Unlike most states, Alaskans chose to include an affirmative right to privacy in our most foundational legal document, the Alaska State Constitution. As a result, we should enjoy stronger privacy protections than most Americans, but that can only happen if Alaskans remain vigilant about protecting their rights from encroachment by politicians and corporations.
This is exactly the mission of the Alaska Privacy Project, to give Alaskans a one-stop-shop for privacy issues ranging from police mass surveillance techniques like drones, gunshot detectors, and cell-tower simulators to bureaucratic agencies collecting too much of our data.
“After discovering last year that the Alaska Department of Administration was running facial recognition software on every Alaskans’ driver’s license photo, we realized the need to organize and hold agencies accountable when they stray from their mission in ways Alaskans have no knowledge about, never agreed to, and deeply affects their privacy,” said ACLU of Alaska Legal and Policy Director Tara Rich. “By creating a standalone project focusing solely on privacy, we hope all Alaskans will feel comfortable taking advantage of the information and advocacy the Alaska Privacy Project can offer.”

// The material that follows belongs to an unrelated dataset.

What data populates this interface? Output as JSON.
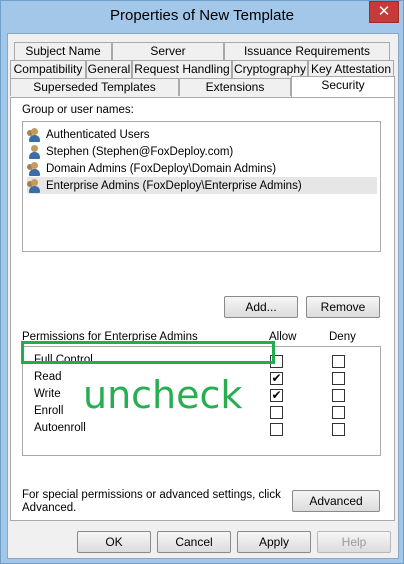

The Alaska Privacy Project can be viewed online at AlaskaPrivacyProject.com.
The American Civil Liberties Union is our nation’s guardian of liberty. For nearly 100 years, the ACLU has been at the forefront of virtually every major battle for civil liberties and equal justice in this country. Principled and nonpartisan, the ACLU works in the courts, legislatures, and communities to preserve and expand the individual rights and liberties guaranteed to all people in this country by the Constitution and laws of the United States. The ACLU of Alaska, founded in 1971, is one of the 53 state ACLU affiliates that strive to make the Bill of Rights real for everyone and to uphold the promise of the Constitution—because freedom can’t protect itself.